Heavy rain could put Ireland and Scotland clash in danger
Yokohama is forecast to face a deluge later this week ahead of the Pool A meeting
Pedestrians using umbrellas struggle against strong wind and rain generated by Typhoon Faxai in Tokyo last week. Photo: Franck Robichon/EPA
Rugby World Cup organisers are keeping a close eye on the weather in Japan as heavy rain and thunderstorms potentially threaten some matches, including Ireland’s opener against Scotland on Sunday.
Yokohama, the venue for the meeting of the two Pool A sides, has been hit by heavy rain this week and a deluge is predicted for the day of the match. If the game has to be called off, it would not be rescheduled and put down as a 0-0 draw.

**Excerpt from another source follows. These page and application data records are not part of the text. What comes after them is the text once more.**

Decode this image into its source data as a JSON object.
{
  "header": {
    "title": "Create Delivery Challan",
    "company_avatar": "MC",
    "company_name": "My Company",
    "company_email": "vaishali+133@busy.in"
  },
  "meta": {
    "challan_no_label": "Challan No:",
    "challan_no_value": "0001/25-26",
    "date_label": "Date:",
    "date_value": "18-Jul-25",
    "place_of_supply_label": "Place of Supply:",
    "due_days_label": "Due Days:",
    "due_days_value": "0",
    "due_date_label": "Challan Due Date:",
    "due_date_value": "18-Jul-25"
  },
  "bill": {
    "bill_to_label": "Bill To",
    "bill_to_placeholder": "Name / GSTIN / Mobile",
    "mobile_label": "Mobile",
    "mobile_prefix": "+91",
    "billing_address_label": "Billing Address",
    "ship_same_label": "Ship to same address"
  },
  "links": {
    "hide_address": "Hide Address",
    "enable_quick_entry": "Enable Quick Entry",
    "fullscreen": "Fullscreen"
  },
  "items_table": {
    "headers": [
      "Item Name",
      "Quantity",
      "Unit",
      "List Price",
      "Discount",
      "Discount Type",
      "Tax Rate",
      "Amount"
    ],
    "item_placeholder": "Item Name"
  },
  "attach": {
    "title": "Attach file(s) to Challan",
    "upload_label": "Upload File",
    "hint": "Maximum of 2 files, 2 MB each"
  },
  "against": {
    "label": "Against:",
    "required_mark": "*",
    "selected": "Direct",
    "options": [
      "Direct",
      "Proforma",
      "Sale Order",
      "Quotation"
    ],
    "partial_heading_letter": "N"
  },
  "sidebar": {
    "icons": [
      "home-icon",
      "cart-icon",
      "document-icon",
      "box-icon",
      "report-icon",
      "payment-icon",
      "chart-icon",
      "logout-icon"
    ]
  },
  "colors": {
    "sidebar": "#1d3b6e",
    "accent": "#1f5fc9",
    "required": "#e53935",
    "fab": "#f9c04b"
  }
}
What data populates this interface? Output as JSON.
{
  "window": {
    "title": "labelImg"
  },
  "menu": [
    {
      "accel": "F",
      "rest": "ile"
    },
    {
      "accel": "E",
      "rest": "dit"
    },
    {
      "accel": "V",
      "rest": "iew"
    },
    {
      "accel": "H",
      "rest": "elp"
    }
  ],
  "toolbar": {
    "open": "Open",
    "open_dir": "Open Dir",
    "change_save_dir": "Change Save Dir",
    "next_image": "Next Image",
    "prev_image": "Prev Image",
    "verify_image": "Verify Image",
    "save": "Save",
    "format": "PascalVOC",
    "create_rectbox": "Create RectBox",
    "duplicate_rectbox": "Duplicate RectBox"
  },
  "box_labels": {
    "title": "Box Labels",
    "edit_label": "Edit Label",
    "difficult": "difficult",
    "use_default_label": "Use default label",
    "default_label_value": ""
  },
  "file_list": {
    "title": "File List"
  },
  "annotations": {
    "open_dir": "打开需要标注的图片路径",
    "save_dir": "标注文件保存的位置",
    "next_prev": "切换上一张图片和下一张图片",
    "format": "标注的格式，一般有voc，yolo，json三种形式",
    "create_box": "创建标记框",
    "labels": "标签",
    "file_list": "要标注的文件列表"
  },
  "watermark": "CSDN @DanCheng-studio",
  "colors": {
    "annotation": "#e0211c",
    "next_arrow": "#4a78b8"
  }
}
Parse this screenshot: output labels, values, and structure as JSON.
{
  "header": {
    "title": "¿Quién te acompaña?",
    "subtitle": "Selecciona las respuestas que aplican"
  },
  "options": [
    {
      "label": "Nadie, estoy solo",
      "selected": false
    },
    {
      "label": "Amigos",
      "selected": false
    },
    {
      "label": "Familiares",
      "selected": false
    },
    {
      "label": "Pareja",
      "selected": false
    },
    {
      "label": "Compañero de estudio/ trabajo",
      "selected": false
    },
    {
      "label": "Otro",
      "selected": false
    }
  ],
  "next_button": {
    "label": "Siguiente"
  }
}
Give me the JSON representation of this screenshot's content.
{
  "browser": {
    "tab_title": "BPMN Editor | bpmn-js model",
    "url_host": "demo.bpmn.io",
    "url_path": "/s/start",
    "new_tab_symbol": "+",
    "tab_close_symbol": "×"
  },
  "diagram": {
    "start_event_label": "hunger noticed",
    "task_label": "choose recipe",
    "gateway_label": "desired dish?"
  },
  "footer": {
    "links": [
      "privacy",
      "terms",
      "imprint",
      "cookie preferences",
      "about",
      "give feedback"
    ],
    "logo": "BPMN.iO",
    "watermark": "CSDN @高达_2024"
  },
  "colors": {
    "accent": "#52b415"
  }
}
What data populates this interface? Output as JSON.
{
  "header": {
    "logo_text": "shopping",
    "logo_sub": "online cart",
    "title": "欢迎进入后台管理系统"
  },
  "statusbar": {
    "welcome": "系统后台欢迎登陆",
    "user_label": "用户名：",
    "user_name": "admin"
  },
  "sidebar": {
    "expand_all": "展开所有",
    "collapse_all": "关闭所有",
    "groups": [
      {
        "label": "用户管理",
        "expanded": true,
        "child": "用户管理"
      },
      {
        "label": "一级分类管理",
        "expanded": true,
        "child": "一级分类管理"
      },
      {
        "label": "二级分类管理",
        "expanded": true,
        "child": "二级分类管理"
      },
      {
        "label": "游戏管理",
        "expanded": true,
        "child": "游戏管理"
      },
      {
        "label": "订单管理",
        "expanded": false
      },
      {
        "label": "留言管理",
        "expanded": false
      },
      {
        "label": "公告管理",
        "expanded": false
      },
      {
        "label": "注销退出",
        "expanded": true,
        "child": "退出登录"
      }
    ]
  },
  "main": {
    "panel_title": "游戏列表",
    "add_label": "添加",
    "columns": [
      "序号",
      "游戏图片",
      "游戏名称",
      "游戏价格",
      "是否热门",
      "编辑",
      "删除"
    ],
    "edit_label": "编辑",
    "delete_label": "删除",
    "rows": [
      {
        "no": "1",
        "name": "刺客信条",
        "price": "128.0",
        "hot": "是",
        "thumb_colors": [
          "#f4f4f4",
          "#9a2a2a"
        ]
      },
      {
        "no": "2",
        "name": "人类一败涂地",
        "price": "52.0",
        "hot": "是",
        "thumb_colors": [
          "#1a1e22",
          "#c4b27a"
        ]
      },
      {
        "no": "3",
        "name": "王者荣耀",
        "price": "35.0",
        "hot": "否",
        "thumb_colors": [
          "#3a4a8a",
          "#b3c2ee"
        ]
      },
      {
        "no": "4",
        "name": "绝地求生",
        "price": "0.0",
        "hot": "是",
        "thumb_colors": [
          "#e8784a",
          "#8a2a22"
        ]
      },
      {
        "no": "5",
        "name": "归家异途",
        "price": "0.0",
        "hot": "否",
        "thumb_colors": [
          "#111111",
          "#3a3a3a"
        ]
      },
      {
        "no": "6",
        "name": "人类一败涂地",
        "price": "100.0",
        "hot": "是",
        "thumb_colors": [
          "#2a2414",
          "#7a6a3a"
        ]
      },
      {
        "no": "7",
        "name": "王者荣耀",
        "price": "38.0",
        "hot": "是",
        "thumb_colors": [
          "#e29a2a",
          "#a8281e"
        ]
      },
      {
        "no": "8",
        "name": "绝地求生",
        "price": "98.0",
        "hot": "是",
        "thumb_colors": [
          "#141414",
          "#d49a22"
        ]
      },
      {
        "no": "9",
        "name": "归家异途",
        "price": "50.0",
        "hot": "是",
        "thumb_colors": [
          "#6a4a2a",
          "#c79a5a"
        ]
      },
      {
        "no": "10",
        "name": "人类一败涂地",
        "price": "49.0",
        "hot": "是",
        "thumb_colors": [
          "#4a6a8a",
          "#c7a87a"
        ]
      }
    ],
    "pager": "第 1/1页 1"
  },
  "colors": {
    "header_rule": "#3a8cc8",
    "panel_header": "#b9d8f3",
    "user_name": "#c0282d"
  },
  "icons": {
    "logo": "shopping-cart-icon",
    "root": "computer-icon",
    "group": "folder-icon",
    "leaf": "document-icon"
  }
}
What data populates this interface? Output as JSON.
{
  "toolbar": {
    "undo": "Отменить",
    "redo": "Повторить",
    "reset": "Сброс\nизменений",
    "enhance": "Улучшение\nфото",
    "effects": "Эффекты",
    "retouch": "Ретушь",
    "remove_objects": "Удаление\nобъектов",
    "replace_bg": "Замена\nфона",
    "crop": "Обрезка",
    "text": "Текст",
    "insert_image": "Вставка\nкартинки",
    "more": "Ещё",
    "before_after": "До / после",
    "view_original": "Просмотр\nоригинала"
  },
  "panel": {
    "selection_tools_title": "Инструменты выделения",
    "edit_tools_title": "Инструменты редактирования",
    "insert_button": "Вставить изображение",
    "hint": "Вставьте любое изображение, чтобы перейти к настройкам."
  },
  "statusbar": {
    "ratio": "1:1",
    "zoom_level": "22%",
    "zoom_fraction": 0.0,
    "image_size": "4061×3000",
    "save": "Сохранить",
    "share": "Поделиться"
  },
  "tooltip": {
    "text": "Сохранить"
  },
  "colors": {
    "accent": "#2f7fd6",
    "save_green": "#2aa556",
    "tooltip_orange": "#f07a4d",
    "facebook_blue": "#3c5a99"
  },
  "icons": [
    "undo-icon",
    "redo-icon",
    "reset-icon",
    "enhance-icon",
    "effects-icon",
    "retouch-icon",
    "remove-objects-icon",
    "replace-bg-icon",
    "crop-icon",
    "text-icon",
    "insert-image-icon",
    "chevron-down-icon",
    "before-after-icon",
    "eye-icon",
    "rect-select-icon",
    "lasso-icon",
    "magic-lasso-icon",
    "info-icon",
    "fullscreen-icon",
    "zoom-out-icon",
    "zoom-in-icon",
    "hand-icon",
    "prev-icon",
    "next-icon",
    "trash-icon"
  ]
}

“A decision will be made in the main operation centre,” said Alan Gilpin, the tournament director. “A number of people will analyse information and we are in constant discussions with transport authorities and host cities. We will start the process 24 hours before a game and any decision would ultimately be taken by the executive director [Akira Shimazu] and me six to eight hours ahead of kick-off.”
Ireland had to cancel a media event at their training ground on Monday because of the weather. “Two days ago I got scalded and now it is a bit like Galway with the rain,” said the outhalf Jack Carty. “It is windy and wet so I suppose it is as well we have had those conditions throughout the year.”